Making The Sweet Dough: Mix the sugar and salt together in small bowl. Stir down the sponge and add the oil and 1/2 the sugar/salt mixture to the sponge. Stir well until all the oil is almost absorbed by the dough. Add 2 cups of the flour and mix well until the dough is smooth. Add the rest of the sugar/salt mixture and all the bread flour and one cup of the whole wheat flour and mix well until combined fully. You may need to switch to hand mixing here if your dough is starting stiffen or if your standing mixer is starting to strain, switch to the dough attachment.

Add remaining flour (without 1/4 Cup held back in reserve). At this point you may find you have to use your hands to combine this flour. Dough should feel sticky but stiff. If the dough feels too loose or wet, add the 1/2 Cup of flour you held back held back slowly until dough feels right. (Depending on the dough, you may need to add more flour). Mix well by hand until dough is smooth and elastic. Dough will still be slightly sticky. Resist the temptation to add more flour as this will result in tough rolls.

Place dough in a very large buttered glass or plastic bowl. Cover loosely with plastic wrap and let rise for 8 - 12 hours or until at least doubled or almost tripled.

Form The Rolls: Divide the dough into 2 halves and cover the half not being worked with plastic wrap and return to bowl. Turn the half of dough you are working with onto a floured surface for rolling and form into rough rectangle. Begin rolling dough out to form 15" x 6" rectangle that is about 1/2" thick. If dough springs back as your rolling use your hand to press into rectangle and roll out slowly. You will depress air pockets out of dough and the dough will be slightly resistant to rolling.

You may also have to let dough "rest" and relax between some rolls for a minute or two. Be patient, dough will relax. Also, be careful to not overwork the dough or add too much flour as you are rolling.

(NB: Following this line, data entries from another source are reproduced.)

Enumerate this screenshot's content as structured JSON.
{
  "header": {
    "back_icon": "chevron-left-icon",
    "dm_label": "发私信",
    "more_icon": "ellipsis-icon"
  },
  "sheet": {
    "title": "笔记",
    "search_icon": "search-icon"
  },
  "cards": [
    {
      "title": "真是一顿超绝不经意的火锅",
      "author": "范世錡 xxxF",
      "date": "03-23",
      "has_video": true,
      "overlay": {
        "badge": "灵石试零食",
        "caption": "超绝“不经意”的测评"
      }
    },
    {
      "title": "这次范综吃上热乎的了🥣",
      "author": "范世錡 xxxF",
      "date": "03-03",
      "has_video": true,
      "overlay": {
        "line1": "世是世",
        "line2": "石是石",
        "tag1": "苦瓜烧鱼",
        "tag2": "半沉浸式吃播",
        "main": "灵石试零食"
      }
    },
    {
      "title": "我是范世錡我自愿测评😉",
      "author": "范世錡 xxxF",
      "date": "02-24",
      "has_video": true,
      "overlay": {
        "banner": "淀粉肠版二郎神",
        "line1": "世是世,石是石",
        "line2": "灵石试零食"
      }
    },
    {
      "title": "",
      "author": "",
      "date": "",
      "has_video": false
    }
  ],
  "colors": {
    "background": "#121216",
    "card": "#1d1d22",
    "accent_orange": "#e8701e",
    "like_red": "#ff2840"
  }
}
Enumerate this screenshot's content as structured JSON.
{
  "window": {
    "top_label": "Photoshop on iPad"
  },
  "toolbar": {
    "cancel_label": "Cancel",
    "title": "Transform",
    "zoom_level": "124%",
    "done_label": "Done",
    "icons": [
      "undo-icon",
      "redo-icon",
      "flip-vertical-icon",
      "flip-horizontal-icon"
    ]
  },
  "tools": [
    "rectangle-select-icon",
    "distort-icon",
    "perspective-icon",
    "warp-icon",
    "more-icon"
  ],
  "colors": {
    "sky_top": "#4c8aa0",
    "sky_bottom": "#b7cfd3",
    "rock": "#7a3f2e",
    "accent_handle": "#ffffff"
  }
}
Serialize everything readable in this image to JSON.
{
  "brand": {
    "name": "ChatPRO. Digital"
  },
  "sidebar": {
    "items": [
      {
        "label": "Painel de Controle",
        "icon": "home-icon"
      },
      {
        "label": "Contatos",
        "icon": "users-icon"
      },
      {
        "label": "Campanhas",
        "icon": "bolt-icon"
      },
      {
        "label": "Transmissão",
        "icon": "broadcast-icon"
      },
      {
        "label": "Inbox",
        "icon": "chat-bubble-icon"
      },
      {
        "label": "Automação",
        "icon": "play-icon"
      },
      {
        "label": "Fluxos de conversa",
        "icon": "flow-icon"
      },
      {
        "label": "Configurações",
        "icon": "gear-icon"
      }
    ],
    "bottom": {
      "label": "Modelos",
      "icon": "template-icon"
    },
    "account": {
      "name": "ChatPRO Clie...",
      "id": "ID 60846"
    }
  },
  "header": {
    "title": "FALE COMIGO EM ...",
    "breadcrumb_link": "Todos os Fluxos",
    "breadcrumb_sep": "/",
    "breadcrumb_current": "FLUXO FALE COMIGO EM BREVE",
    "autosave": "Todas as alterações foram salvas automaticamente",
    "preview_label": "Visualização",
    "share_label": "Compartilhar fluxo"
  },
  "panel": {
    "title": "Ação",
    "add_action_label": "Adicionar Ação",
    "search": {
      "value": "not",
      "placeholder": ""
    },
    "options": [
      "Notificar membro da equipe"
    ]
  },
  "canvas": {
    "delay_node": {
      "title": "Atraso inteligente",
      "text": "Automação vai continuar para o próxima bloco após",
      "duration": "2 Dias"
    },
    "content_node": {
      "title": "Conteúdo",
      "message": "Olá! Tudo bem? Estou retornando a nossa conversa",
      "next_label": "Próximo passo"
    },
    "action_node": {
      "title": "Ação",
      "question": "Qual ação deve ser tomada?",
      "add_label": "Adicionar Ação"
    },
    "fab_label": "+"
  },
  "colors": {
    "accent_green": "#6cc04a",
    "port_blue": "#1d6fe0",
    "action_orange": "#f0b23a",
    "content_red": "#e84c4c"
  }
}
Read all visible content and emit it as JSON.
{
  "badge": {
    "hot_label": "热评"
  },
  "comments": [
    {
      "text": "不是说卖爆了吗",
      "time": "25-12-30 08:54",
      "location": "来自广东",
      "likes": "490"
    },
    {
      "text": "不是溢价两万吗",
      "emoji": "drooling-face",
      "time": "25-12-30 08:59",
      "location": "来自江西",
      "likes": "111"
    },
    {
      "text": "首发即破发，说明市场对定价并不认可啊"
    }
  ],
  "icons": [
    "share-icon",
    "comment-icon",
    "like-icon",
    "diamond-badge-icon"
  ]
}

When you have dough rolled out, brush dough with water; not too much or the sweet roll will "fall apart" during last rise. Just enough for filling to cling to dough. Generously sprinkle the filling from one long edge to the other, leaving about 1/4" of one long edge free of filling. Roll the dough slowly to form a long "roll". Pay attention to keeping "ends" of the roll as even as possible, working the ends to be even is necessary until all that is left to roll is the 1/4" long edge border without filling. Brush water or an egg white wash on this 1/4" and seal the roll; gently pinching the roll to seal if necessary.

Using dental floss, cut the long roll into 1 1/2" - 2" sections and place in well buttered 13" x 9" glass baking dish.

Repeat method with remaining dough. (You may need to also use a second baking dish)

Cover baking dish with plastic wrap and let rise 8 - 12 hours or until rolls are almost doubled.

Baking: Bake Rolls at 350 Degrees for 45 minutes or until internal temperature of roll is 190 degrees. Let completely cool (1 to 2 hours) and frost.

Don't try and halve this recipe. If it makes too many rolls for you, just bake them and freeze them without frosting them. When you want a roll, take a few out of the freezer, let them come to room temperature, pop them in the microwave for a 20 seconds and then frost them.